Throttle Position Sensor
Most (TPI) throttle position indicator sensors have extra pins for extra functionality; for this discussion, the three-wire design will be discussed. To help explain this, these three leads and their function as it relates to engine and transmission performance are analyzed.
One of the leads is connected directly to the computers 5-volt voltage supply. This voltage pin is connected to one end of the resistance strip inside of the TP sensor. Another wire is connected to the other end of this internal resistance strip and connected to the ground. The third wire is connected to the movable arm that swipes across an internal resistance strip sending a varying voltage signal back to the PCM, indicating the driver's intentions.
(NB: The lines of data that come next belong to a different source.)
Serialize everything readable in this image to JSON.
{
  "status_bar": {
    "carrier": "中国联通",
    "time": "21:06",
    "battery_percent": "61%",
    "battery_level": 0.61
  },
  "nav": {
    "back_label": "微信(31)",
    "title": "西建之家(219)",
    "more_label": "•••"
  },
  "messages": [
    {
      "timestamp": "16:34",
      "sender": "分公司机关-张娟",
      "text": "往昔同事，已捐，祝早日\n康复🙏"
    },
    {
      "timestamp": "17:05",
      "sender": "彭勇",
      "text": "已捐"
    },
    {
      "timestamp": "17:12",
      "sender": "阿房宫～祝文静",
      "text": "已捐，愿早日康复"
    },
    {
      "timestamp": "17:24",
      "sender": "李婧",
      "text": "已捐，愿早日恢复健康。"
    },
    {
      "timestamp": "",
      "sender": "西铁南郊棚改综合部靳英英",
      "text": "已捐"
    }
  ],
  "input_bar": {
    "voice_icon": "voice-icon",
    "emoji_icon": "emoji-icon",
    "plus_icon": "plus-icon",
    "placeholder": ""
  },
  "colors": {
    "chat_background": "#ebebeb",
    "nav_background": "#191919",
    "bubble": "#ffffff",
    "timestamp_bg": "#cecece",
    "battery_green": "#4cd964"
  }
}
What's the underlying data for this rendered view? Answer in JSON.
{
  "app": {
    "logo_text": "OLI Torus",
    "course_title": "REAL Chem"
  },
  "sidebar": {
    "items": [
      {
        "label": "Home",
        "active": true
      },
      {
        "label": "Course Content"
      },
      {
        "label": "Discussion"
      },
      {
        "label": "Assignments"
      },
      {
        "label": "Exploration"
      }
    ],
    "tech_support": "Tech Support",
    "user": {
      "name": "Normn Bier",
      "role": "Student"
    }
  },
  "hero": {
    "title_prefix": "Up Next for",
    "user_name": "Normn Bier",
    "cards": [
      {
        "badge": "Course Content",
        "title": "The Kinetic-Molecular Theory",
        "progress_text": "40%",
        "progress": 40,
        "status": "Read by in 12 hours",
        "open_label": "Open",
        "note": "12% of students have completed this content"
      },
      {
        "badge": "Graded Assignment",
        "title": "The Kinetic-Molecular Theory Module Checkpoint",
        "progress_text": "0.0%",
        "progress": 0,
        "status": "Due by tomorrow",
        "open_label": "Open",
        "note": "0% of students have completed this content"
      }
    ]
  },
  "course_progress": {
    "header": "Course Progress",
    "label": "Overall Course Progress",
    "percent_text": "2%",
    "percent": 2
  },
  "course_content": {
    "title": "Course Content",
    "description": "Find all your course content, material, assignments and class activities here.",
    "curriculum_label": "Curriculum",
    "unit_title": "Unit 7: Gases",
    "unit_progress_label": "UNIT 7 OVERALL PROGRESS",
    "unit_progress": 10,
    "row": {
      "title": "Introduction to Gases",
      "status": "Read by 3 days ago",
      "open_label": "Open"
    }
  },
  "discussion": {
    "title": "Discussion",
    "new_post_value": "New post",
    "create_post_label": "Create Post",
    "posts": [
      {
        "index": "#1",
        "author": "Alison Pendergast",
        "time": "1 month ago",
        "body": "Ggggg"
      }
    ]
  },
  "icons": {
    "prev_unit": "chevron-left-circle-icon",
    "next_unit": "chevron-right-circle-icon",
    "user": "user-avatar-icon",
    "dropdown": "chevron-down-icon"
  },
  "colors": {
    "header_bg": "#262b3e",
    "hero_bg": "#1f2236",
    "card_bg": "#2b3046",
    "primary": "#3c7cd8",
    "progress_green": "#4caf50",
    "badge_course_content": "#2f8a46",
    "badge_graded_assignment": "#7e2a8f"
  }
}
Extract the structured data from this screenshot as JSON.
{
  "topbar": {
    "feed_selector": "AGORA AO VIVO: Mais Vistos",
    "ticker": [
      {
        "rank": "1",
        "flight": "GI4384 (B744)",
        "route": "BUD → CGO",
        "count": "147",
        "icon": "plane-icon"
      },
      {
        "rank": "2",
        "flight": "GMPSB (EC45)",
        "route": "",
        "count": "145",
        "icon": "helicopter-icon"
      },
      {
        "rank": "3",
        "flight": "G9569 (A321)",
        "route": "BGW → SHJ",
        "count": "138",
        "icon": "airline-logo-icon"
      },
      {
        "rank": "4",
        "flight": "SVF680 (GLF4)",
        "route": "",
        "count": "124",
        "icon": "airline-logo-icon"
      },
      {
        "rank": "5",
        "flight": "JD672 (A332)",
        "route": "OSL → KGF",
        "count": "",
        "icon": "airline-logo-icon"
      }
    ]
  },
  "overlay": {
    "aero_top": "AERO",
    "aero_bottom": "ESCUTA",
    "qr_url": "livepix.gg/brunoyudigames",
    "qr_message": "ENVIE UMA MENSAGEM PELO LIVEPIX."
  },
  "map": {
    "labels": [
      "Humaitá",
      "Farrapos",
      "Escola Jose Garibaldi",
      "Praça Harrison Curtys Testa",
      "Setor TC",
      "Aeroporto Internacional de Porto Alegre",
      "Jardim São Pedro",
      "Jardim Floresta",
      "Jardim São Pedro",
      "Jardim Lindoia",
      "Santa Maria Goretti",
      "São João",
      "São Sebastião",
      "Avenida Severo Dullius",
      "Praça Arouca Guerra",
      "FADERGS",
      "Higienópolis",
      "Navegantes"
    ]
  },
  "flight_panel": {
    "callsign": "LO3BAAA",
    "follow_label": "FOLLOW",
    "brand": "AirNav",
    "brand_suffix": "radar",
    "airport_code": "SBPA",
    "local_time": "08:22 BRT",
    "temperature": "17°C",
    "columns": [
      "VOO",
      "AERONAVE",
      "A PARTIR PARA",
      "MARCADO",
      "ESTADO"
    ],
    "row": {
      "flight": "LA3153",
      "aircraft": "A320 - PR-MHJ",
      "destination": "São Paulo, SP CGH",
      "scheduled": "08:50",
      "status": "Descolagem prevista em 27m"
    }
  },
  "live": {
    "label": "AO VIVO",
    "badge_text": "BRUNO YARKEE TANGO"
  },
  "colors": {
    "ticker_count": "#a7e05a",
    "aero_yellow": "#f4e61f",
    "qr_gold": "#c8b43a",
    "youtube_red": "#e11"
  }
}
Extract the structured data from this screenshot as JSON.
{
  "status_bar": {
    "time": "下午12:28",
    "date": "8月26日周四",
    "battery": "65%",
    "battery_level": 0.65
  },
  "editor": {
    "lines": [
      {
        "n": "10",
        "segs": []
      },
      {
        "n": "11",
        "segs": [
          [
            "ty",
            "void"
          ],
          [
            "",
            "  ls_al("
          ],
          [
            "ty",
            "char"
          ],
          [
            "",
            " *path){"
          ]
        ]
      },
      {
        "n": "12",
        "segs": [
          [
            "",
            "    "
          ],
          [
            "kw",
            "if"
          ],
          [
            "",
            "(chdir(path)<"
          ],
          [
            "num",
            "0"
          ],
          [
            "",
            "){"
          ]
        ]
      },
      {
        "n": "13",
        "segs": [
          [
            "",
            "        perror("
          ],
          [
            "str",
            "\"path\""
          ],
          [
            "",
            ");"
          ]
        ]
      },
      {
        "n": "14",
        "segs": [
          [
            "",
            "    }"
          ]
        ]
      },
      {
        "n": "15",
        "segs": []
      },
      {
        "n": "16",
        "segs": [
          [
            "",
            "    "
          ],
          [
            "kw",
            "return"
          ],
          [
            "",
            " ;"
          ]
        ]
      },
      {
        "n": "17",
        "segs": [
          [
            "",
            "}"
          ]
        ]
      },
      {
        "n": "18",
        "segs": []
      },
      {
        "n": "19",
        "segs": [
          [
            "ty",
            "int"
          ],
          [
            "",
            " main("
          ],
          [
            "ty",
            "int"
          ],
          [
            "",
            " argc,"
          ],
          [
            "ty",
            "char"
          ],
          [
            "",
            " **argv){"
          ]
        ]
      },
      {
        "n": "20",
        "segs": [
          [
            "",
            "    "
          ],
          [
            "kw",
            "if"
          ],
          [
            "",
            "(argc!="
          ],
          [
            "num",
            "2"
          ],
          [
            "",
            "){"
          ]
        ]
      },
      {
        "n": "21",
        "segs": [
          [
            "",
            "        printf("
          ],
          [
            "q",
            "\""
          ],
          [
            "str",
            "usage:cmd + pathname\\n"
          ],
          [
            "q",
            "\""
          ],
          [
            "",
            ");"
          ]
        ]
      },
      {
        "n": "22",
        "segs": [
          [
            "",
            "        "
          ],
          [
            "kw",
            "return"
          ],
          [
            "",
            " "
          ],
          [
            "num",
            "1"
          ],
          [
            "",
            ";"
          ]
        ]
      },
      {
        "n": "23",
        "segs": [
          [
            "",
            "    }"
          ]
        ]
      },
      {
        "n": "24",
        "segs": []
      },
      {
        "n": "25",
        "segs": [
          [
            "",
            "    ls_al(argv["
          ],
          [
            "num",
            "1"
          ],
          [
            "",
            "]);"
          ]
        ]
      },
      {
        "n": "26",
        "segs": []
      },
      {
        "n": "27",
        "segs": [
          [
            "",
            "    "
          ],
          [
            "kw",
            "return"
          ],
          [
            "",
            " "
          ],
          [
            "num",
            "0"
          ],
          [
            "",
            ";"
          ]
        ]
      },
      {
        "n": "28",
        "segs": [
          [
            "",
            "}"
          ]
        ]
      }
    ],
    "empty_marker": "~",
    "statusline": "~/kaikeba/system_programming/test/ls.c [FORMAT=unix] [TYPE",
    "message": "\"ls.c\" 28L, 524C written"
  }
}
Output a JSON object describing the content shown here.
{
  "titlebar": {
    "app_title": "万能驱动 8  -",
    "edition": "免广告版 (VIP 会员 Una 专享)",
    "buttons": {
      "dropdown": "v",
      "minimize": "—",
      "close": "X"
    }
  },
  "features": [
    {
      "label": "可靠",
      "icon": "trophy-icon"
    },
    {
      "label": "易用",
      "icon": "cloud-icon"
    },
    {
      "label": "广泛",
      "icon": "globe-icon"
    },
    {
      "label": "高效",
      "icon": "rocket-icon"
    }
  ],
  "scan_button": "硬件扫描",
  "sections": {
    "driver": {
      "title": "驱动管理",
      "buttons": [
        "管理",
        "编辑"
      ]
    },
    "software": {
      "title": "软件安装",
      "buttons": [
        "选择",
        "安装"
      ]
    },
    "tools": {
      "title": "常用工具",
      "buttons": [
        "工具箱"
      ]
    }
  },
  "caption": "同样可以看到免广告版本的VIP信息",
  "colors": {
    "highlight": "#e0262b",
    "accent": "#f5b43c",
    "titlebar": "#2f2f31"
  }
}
This is called the signal circuit of the sensor because it's the lead that sends the varying or changing voltage PCM indicating the changes that are occurring to throttle plate's angle.
It's attached to the throttle plate shaft and changes output voltage as the plate opens and closes. The output voltage will be low or around 0.45 volts when the throttle is closed and will be high or 4.5 volts at (WOT) Wide Open Throttle. The fuel injection and ignition timing are adjusted by the PCM as the throttle plate and TP sensor are moved. If the driver suddenly accelerates, the PCM will register this 4.5 volt signal and increase the fuel injector pulse width to compensate.
The TP sensor is also used by the (TCM) Transmission Control Module to indicate load and the driver's intentions. For instance, this helps the TCM determine the shifting schedule. If the throttle plate were to approach WOT (4.5 volts) suddenly, this would indicate that it's time for a downshift. The PCM and the TCM share this sensor's output. A faulty TP sensor affects engine performance and causes erratic shifting and torque converter engagement.